Combining Interview Types for Comprehensive Assessment

When it comes to hiring the right candidate, a comprehensive assessment is crucial. By combining different types of interviews, you can better understand a candidate’s skills, personality, and fit within the company culture.
For example, a combination of structured and unstructured interviews balances standardized evaluation and personalized exploration. Structured interviews provide a consistent framework for assessing specific skills and qualifications, while unstructured interviews offer insights into a candidate’s thought process, creativity, and adaptability.

Read more: Top 10 Ways HR Can Contribute To Business Growth

In conclusion, you must understand the various types of interviews and how to use them effectively. Each interview type is specific in evaluating candidates and determining the best fit for the job. By tailoring the interview process to match the position’s requirements and combining different interview formats for a comprehensive evaluation, hiring managers can make informed decisions and select the most suitable candidates.

Are you listening well? Check for free now.

Master the art of active listening by reviewing your skills with a free assessment now.

Other Related Blogs

Performance Management Training: Empowering Managers To Manage Better

Performance Management Training: Empowering Managers To Manage Better

Performance Management Training: Empowering Managers To Manage Better Remember that feeling of dread when you knew performance review season was rolling around? Yeah, us, too. For many employees, performance reviews…

Leaders Who Don’t Listen Often Fail. Here’s 5 Reasons Why

Leaders Who Don’t Listen Often Fail. Here’s 5 Reasons Why Leadership is a complex and dynamic role that requires a diverse set of skills and qualities.
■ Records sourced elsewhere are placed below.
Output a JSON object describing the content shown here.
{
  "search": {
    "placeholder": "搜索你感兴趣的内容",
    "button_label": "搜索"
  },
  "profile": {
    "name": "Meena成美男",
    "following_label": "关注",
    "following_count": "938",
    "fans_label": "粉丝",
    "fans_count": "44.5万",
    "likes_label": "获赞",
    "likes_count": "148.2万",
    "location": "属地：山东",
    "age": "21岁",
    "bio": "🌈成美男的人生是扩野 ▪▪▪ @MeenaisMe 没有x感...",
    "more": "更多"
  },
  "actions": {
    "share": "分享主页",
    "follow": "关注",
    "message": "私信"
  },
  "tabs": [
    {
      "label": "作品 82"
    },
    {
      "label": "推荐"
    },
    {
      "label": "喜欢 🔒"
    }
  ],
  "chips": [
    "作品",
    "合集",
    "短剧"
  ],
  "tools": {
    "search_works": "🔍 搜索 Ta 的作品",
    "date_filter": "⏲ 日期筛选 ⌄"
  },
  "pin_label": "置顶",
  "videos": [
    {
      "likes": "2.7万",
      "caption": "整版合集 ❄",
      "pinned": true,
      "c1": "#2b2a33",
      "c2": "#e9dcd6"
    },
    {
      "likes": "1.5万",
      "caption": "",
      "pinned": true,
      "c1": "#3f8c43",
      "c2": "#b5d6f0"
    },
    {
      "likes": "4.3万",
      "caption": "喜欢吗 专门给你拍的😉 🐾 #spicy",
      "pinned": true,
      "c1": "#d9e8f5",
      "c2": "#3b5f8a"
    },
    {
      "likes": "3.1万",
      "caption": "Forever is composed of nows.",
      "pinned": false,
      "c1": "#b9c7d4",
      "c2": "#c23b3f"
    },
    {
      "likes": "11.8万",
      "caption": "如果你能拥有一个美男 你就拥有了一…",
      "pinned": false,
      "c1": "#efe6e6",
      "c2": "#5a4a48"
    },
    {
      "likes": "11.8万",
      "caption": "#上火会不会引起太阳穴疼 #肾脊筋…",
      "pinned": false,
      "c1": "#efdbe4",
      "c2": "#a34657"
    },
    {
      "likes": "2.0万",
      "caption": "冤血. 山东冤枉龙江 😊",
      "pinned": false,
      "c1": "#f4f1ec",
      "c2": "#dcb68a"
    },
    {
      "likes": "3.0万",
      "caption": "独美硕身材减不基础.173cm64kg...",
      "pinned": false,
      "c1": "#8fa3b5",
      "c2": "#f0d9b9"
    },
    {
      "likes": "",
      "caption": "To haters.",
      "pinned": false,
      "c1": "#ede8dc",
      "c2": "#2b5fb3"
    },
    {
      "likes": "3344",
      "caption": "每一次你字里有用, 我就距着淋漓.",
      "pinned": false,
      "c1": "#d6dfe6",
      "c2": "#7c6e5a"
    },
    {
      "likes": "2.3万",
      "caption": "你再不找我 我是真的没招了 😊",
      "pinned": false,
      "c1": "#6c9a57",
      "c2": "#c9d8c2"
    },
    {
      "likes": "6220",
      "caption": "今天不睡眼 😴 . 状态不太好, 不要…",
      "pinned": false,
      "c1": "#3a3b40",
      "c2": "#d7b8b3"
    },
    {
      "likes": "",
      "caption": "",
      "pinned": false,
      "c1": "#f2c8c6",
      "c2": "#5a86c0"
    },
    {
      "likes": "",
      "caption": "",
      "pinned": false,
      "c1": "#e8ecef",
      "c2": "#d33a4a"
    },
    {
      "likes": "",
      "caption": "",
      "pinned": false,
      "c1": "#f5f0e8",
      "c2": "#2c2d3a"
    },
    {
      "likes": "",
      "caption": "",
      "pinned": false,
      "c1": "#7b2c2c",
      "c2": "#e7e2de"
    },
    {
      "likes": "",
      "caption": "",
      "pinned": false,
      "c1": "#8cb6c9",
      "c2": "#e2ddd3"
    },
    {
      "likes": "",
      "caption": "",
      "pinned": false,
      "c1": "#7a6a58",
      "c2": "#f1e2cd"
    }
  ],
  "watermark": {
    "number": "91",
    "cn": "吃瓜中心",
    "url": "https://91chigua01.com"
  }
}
While many attributes contribute…

Grooming for Management: The Key to Building a Sustainable Leadership Pipeline

Grooming for Management: The Key to Building a Sustainable Leadership Pipeline Imagine a crucial leadership position opening up in your organization. You scramble to fill the role, internally and externally,…

Confused by L&D Metrics? Here’s How to Focus on What Matters
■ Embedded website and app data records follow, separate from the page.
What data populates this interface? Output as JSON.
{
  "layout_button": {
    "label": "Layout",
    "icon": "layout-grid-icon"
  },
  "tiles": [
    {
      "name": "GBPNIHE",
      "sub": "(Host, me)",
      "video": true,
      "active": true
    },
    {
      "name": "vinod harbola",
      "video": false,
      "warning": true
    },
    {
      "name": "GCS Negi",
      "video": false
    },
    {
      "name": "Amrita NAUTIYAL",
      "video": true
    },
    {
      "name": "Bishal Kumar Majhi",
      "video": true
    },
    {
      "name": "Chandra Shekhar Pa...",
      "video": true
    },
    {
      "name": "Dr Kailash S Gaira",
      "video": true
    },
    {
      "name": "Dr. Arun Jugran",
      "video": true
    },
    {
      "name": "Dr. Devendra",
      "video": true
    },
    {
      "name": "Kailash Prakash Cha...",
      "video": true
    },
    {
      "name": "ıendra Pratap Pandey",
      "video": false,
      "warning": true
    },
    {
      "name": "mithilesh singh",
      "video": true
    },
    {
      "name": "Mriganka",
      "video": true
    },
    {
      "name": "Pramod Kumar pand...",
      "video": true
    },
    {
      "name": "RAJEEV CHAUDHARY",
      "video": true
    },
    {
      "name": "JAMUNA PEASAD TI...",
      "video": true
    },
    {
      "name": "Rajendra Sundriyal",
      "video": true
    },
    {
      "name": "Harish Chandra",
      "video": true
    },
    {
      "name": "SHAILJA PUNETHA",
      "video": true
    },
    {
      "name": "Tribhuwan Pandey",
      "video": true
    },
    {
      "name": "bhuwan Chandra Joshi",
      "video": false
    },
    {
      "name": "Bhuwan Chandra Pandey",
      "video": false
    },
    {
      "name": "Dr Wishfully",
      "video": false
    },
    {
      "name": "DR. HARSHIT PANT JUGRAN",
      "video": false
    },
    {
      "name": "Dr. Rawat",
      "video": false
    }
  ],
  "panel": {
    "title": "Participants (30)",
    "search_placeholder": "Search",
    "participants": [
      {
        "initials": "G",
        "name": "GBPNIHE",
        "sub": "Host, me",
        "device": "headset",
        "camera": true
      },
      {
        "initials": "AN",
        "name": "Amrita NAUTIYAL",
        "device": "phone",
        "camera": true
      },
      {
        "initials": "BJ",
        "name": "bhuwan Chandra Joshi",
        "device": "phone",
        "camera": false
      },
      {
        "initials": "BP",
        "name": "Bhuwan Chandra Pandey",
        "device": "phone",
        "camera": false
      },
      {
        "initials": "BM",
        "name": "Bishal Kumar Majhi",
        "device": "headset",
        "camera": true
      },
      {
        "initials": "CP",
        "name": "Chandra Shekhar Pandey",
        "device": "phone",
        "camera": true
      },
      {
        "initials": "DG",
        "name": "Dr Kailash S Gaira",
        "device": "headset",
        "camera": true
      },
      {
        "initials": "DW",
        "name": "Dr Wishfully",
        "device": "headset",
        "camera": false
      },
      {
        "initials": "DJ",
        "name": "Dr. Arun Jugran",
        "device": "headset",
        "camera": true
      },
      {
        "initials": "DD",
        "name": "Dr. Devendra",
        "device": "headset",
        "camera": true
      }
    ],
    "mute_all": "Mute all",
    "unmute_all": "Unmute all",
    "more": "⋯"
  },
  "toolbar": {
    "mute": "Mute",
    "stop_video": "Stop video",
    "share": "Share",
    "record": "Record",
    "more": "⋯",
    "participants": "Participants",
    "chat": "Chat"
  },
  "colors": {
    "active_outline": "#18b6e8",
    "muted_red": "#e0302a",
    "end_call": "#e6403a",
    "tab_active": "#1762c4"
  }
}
Confused by L&D Metrics? Here’s How to Focus on What Matters You’ve undoubtedly witnessed companies celebrating a record number of employees completing leadership training programs. Champagne toasts erupt, press releases…

Comments are closed.